*PROBLEM STATEMENT*:
In this material, which lines include the string "from"? Show them.

*EXTRACTED DATA*:

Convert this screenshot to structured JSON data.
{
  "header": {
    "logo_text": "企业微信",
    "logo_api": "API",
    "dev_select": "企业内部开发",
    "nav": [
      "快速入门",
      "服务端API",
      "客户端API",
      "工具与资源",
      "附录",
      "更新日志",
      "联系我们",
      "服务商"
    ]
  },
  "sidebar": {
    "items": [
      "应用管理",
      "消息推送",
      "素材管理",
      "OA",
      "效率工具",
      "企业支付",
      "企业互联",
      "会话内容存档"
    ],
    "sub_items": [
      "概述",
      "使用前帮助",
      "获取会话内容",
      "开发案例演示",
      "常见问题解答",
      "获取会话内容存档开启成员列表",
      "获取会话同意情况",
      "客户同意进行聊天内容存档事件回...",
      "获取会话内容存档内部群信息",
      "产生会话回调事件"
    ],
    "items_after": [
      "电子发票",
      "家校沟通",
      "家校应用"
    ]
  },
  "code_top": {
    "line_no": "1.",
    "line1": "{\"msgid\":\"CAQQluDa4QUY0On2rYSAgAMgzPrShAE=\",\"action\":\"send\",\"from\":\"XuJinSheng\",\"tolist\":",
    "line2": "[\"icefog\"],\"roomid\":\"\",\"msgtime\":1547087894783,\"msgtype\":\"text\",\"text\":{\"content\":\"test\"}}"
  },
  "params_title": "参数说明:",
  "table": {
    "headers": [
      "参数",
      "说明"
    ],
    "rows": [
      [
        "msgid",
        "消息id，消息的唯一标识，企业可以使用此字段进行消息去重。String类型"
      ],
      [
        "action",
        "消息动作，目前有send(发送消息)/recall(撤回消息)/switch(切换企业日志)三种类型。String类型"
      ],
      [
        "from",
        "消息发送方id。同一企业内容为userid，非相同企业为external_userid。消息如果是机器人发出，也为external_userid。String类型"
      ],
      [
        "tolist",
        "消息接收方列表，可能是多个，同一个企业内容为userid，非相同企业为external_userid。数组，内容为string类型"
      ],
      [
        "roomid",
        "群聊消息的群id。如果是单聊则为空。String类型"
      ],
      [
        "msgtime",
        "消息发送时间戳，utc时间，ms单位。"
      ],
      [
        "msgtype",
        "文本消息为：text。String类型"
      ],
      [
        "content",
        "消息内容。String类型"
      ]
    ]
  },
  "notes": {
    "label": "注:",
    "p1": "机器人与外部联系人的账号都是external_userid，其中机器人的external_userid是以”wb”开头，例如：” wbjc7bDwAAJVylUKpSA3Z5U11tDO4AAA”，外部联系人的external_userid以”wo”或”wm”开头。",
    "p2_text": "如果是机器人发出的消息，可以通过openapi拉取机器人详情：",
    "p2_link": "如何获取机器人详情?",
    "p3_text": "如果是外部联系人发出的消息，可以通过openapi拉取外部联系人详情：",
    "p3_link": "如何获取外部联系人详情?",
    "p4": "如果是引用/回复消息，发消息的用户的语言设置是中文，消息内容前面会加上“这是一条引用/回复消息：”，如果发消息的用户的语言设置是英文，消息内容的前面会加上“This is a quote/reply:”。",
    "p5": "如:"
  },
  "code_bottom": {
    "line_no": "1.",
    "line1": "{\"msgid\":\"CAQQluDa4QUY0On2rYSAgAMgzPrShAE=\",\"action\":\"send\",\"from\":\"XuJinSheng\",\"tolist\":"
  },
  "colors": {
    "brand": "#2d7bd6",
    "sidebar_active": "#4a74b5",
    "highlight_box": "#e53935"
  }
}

*SOLUTION FOR THIS PROBLEM*:
    "line1": "{\"msgid\":\"CAQQluDa4QUY0On2rYSAgAMgzPrShAE=\",\"action\":\"send\",\"from\":\"XuJinSheng\",\"tolist\":",
        "from",
    "line1": "{\"msgid\":\"CAQQluDa4QUY0On2rYSAgAMgzPrShAE=\",\"action\":\"send\",\"from\":\"XuJinSheng\",\"tolist\":"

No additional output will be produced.